Like the skid-steer loader market itself, the tires used on these machines are more diverse than ever. Today, you have a choice between pneumatic bias and radial tires, polyurethane ("foam") filled tires, solid tires and "aperture" tires.
"The skid-steer market has exploded in the last several years with the number of attachments that have become available," says Mike Tolman, Michelin earthmover segment manager for ports and terminals. "These machines were primarily used in construction, but now they're being used anywhere a small, versatile machine is needed."
That demand has in part led to new tire offerings.
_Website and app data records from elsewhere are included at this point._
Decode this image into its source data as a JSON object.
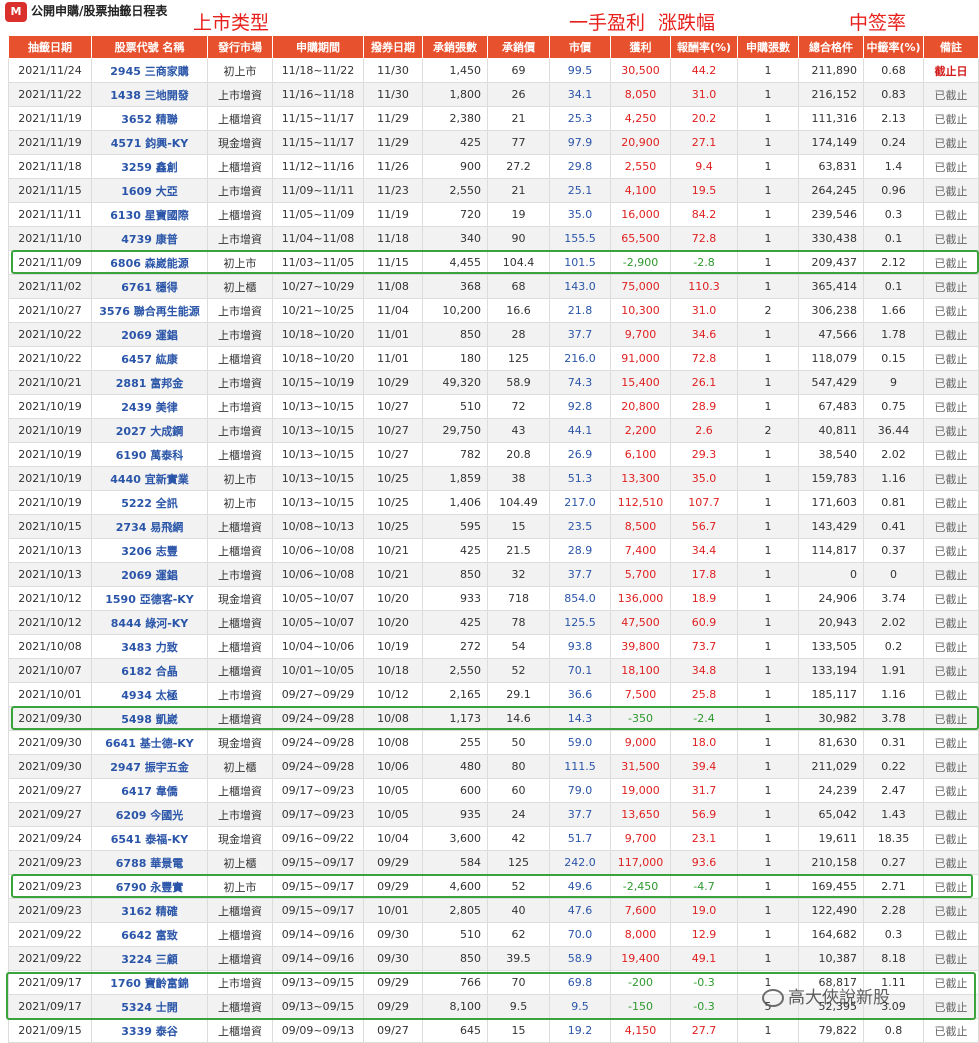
{
  "header": {
    "logo_text": "M",
    "title": "公開申購/股票抽籤日程表"
  },
  "annotations": {
    "market_type": "上市类型",
    "profit": "一手盈利",
    "change": "涨跌幅",
    "win_rate": "中签率"
  },
  "columns": [
    "抽籤日期",
    "股票代號 名稱",
    "發行市場",
    "申購期間",
    "撥券日期",
    "承銷張數",
    "承銷價",
    "市價",
    "獲利",
    "報酬率(%)",
    "申購張數",
    "總合格件",
    "中籤率(%)",
    "備註"
  ],
  "rows": [
    [
      "2021/11/24",
      "2945 三商家購",
      "初上市",
      "11/18~11/22",
      "11/30",
      "1,450",
      "69",
      "99.5",
      "30,500",
      "44.2",
      "1",
      "211,890",
      "0.68",
      "截止日"
    ],
    [
      "2021/11/22",
      "1438 三地開發",
      "上市增資",
      "11/16~11/18",
      "11/30",
      "1,800",
      "26",
      "34.1",
      "8,050",
      "31.0",
      "1",
      "216,152",
      "0.83",
      "已截止"
    ],
    [
      "2021/11/19",
      "3652 精聯",
      "上櫃增資",
      "11/15~11/17",
      "11/29",
      "2,380",
      "21",
      "25.3",
      "4,250",
      "20.2",
      "1",
      "111,316",
      "2.13",
      "已截止"
    ],
    [
      "2021/11/19",
      "4571 鈞興-KY",
      "現金增資",
      "11/15~11/17",
      "11/29",
      "425",
      "77",
      "97.9",
      "20,900",
      "27.1",
      "1",
      "174,149",
      "0.24",
      "已截止"
    ],
    [
      "2021/11/18",
      "3259 鑫創",
      "上櫃增資",
      "11/12~11/16",
      "11/26",
      "900",
      "27.2",
      "29.8",
      "2,550",
      "9.4",
      "1",
      "63,831",
      "1.4",
      "已截止"
    ],
    [
      "2021/11/15",
      "1609 大亞",
      "上市增資",
      "11/09~11/11",
      "11/23",
      "2,550",
      "21",
      "25.1",
      "4,100",
      "19.5",
      "1",
      "264,245",
      "0.96",
      "已截止"
    ],
    [
      "2021/11/11",
      "6130 星寶國際",
      "上櫃增資",
      "11/05~11/09",
      "11/19",
      "720",
      "19",
      "35.0",
      "16,000",
      "84.2",
      "1",
      "239,546",
      "0.3",
      "已截止"
    ],
    [
      "2021/11/10",
      "4739 康普",
      "上市增資",
      "11/04~11/08",
      "11/18",
      "340",
      "90",
      "155.5",
      "65,500",
      "72.8",
      "1",
      "330,438",
      "0.1",
      "已截止"
    ],
    [
      "2021/11/09",
      "6806 森崴能源",
      "初上市",
      "11/03~11/05",
      "11/15",
      "4,455",
      "104.4",
      "101.5",
      "-2,900",
      "-2.8",
      "1",
      "209,437",
      "2.12",
      "已截止"
    ],
    [
      "2021/11/02",
      "6761 穩得",
      "初上櫃",
      "10/27~10/29",
      "11/08",
      "368",
      "68",
      "143.0",
      "75,000",
      "110.3",
      "1",
      "365,414",
      "0.1",
      "已截止"
    ],
    [
      "2021/10/27",
      "3576 聯合再生能源",
      "上市增資",
      "10/21~10/25",
      "11/04",
      "10,200",
      "16.6",
      "21.8",
      "10,300",
      "31.0",
      "2",
      "306,238",
      "1.66",
      "已截止"
    ],
    [
      "2021/10/22",
      "2069 運錩",
      "上市增資",
      "10/18~10/20",
      "11/01",
      "850",
      "28",
      "37.7",
      "9,700",
      "34.6",
      "1",
      "47,566",
      "1.78",
      "已截止"
    ],
    [
      "2021/10/22",
      "6457 紘康",
      "上櫃增資",
      "10/18~10/20",
      "11/01",
      "180",
      "125",
      "216.0",
      "91,000",
      "72.8",
      "1",
      "118,079",
      "0.15",
      "已截止"
    ],
    [
      "2021/10/21",
      "2881 富邦金",
      "上市增資",
      "10/15~10/19",
      "10/29",
      "49,320",
      "58.9",
      "74.3",
      "15,400",
      "26.1",
      "1",
      "547,429",
      "9",
      "已截止"
    ],
    [
      "2021/10/19",
      "2439 美律",
      "上市增資",
      "10/13~10/15",
      "10/27",
      "510",
      "72",
      "92.8",
      "20,800",
      "28.9",
      "1",
      "67,483",
      "0.75",
      "已截止"
    ],
    [
      "2021/10/19",
      "2027 大成鋼",
      "上市增資",
      "10/13~10/15",
      "10/27",
      "29,750",
      "43",
      "44.1",
      "2,200",
      "2.6",
      "2",
      "40,811",
      "36.44",
      "已截止"
    ],
    [
      "2021/10/19",
      "6190 萬泰科",
      "上櫃增資",
      "10/13~10/15",
      "10/27",
      "782",
      "20.8",
      "26.9",
      "6,100",
      "29.3",
      "1",
      "38,540",
      "2.02",
      "已截止"
    ],
    [
      "2021/10/19",
      "4440 宜新實業",
      "初上市",
      "10/13~10/15",
      "10/25",
      "1,859",
      "38",
      "51.3",
      "13,300",
      "35.0",
      "1",
      "159,783",
      "1.16",
      "已截止"
    ],
    [
      "2021/10/19",
      "5222 全訊",
      "初上市",
      "10/13~10/15",
      "10/25",
      "1,406",
      "104.49",
      "217.0",
      "112,510",
      "107.7",
      "1",
      "171,603",
      "0.81",
      "已截止"
    ],
    [
      "2021/10/15",
      "2734 易飛網",
      "上櫃增資",
      "10/08~10/13",
      "10/25",
      "595",
      "15",
      "23.5",
      "8,500",
      "56.7",
      "1",
      "143,429",
      "0.41",
      "已截止"
    ],
    [
      "2021/10/13",
      "3206 志豐",
      "上櫃增資",
      "10/06~10/08",
      "10/21",
      "425",
      "21.5",
      "28.9",
      "7,400",
      "34.4",
      "1",
      "114,817",
      "0.37",
      "已截止"
    ],
    [
      "2021/10/13",
      "2069 運錩",
      "上市增資",
      "10/06~10/08",
      "10/21",
      "850",
      "32",
      "37.7",
      "5,700",
      "17.8",
      "1",
      "0",
      "0",
      "已截止"
    ],
    [
      "2021/10/12",
      "1590 亞德客-KY",
      "現金增資",
      "10/05~10/07",
      "10/20",
      "933",
      "718",
      "854.0",
      "136,000",
      "18.9",
      "1",
      "24,906",
      "3.74",
      "已截止"
    ],
    [
      "2021/10/12",
      "8444 綠河-KY",
      "上櫃增資",
      "10/05~10/07",
      "10/20",
      "425",
      "78",
      "125.5",
      "47,500",
      "60.9",
      "1",
      "20,943",
      "2.02",
      "已截止"
    ],
    [
      "2021/10/08",
      "3483 力致",
      "上櫃增資",
      "10/04~10/06",
      "10/19",
      "272",
      "54",
      "93.8",
      "39,800",
      "73.7",
      "1",
      "133,505",
      "0.2",
      "已截止"
    ],
    [
      "2021/10/07",
      "6182 合晶",
      "上櫃增資",
      "10/01~10/05",
      "10/18",
      "2,550",
      "52",
      "70.1",
      "18,100",
      "34.8",
      "1",
      "133,194",
      "1.91",
      "已截止"
    ],
    [
      "2021/10/01",
      "4934 太極",
      "上市增資",
      "09/27~09/29",
      "10/12",
      "2,165",
      "29.1",
      "36.6",
      "7,500",
      "25.8",
      "1",
      "185,117",
      "1.16",
      "已截止"
    ],
    [
      "2021/09/30",
      "5498 凱崴",
      "上櫃增資",
      "09/24~09/28",
      "10/08",
      "1,173",
      "14.6",
      "14.3",
      "-350",
      "-2.4",
      "1",
      "30,982",
      "3.78",
      "已截止"
    ],
    [
      "2021/09/30",
      "6641 基士德-KY",
      "現金增資",
      "09/24~09/28",
      "10/08",
      "255",
      "50",
      "59.0",
      "9,000",
      "18.0",
      "1",
      "81,630",
      "0.31",
      "已截止"
    ],
    [
      "2021/09/30",
      "2947 振宇五金",
      "初上櫃",
      "09/24~09/28",
      "10/06",
      "480",
      "80",
      "111.5",
      "31,500",
      "39.4",
      "1",
      "211,029",
      "0.22",
      "已截止"
    ],
    [
      "2021/09/27",
      "6417 韋僑",
      "上櫃增資",
      "09/17~09/23",
      "10/05",
      "600",
      "60",
      "79.0",
      "19,000",
      "31.7",
      "1",
      "24,239",
      "2.47",
      "已截止"
    ],
    [
      "2021/09/27",
      "6209 今國光",
      "上市增資",
      "09/17~09/23",
      "10/05",
      "935",
      "24",
      "37.7",
      "13,650",
      "56.9",
      "1",
      "65,042",
      "1.43",
      "已截止"
    ],
    [
      "2021/09/24",
      "6541 泰福-KY",
      "現金增資",
      "09/16~09/22",
      "10/04",
      "3,600",
      "42",
      "51.7",
      "9,700",
      "23.1",
      "1",
      "19,611",
      "18.35",
      "已截止"
    ],
    [
      "2021/09/23",
      "6788 華景電",
      "初上櫃",
      "09/15~09/17",
      "09/29",
      "584",
      "125",
      "242.0",
      "117,000",
      "93.6",
      "1",
      "210,158",
      "0.27",
      "已截止"
    ],
    [
      "2021/09/23",
      "6790 永豐實",
      "初上市",
      "09/15~09/17",
      "09/29",
      "4,600",
      "52",
      "49.6",
      "-2,450",
      "-4.7",
      "1",
      "169,455",
      "2.71",
      "已截止"
    ],
    [
      "2021/09/23",
      "3162 精確",
      "上櫃增資",
      "09/15~09/17",
      "10/01",
      "2,805",
      "40",
      "47.6",
      "7,600",
      "19.0",
      "1",
      "122,490",
      "2.28",
      "已截止"
    ],
    [
      "2021/09/22",
      "6642 富致",
      "上櫃增資",
      "09/14~09/16",
      "09/30",
      "510",
      "62",
      "70.0",
      "8,000",
      "12.9",
      "1",
      "164,682",
      "0.3",
      "已截止"
    ],
    [
      "2021/09/22",
      "3224 三顧",
      "上櫃增資",
      "09/14~09/16",
      "09/30",
      "850",
      "39.5",
      "58.9",
      "19,400",
      "49.1",
      "1",
      "10,387",
      "8.18",
      "已截止"
    ],
    [
      "2021/09/17",
      "1760 寶齡富錦",
      "上市增資",
      "09/13~09/15",
      "09/29",
      "766",
      "70",
      "69.8",
      "-200",
      "-0.3",
      "1",
      "68,817",
      "1.11",
      "已截止"
    ],
    [
      "2021/09/17",
      "5324 士開",
      "上櫃增資",
      "09/13~09/15",
      "09/29",
      "8,100",
      "9.5",
      "9.5",
      "-150",
      "-0.3",
      "5",
      "52,395",
      "3.09",
      "已截止"
    ],
    [
      "2021/09/15",
      "3339 泰谷",
      "上櫃增資",
      "09/09~09/13",
      "09/27",
      "645",
      "15",
      "19.2",
      "4,150",
      "27.7",
      "1",
      "79,822",
      "0.8",
      "已截止"
    ]
  ],
  "negative_rows": [
    8,
    27,
    34,
    38,
    39
  ],
  "colors": {
    "header_bg": "#e8512d",
    "negative": "#2e9a2e",
    "positive": "#e02020",
    "link": "#2a55a8",
    "highlight_box": "#3ba33b"
  },
  "watermark": "高大俠說新股"
}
Determining which of these tires is right for your skid steer is based on where and how you use your machine. "There is a time and place for each type of tire," says Neil Ganz, executive vice president of GPX International Tire Corp., which markets Galaxy and MITL tires.
"If you are a contractor doing landscaping on an established lawn, you'll want a different tire than a contractor who is using a skid steer on a new jobsite or one who is working in demolition," says Tolman. "Sometimes there are trade-offs. For some contractors, they may need exceptionally good traction. For others, absolute puncture resistance may be more important."
When shopping for pneumatic tires, you have a choice between bias and radial construction. Bias remains the overwhelming market leader. Not only is it less expensive, it has a strong, stiff sidewall to protect against construction debris, as well as the skidding action placed on the tire each time the machine turns, says Ganz.
But radials have become more popular since their introduction to the market about five years ago. To protect their characteristic sidewall "bulge", some radials are constructed with multiple layers of steel belts in the tread and sidewall to repel nails, staples, etc., Tolman explains. "With the steel belts, we can maintain puncture resistance without sacrificing suspension," he states. "And radials have a long life because with the suspension they provide, it's no longer a case of the ground gives or the tire gives. The radial is able to flex to the surface it's on. It conforms and gives less resistance to objects to decrease the wear of the tire."
Both radial and bias provide better traction and a softer ride compared to filled and solid tires. "As soon as you fill a tire, you basically turn it into a solid," says Ganz. "Unless you have fill that acts as air, the tire doesn't flex. A tire gives its best traction when it flexes so it can clear the mud from the tread."
As for ride quality, the only suspension on a skid steer comes from the tire itself. "Without any air, you'll feel every bounce and bump and every rock you roll over," says Tolman. "Your load can also be affected. If you hit a rock, it can shift and you risk dropping it."
"When you have a concrete-hitting-concrete approach, you can increase the maintenance of the machine," adds Ganz. "There is no give, and all the bolts work a little harder."
But the "softness" of a pneumatic tire comes at a price: greater susceptibility to flats.
Filling provides a radial or bias tire with increased puncture resistance. Fill, such as that provided by Arnco, is actually a solid polyurethane core rather than "foam," explains Bob Giasson, director of marketing and OEM sales at Arnco.
"It's a solid urethane elastomer that acts as a flat-proofing agent," he says.
Polyurethane fills are gauged on a hardness scale, or durometer, from 0 to 100 to provide desired ride and tire deflection characteristics based on the application. A tire filled with a low durometer, such as an 8 Shore A hardness, will have a softer ride than one with a higher durometer, such as a 55 Shore A hardness. A solid rubber tire has a hardness rating comparable to about 70 Shore A.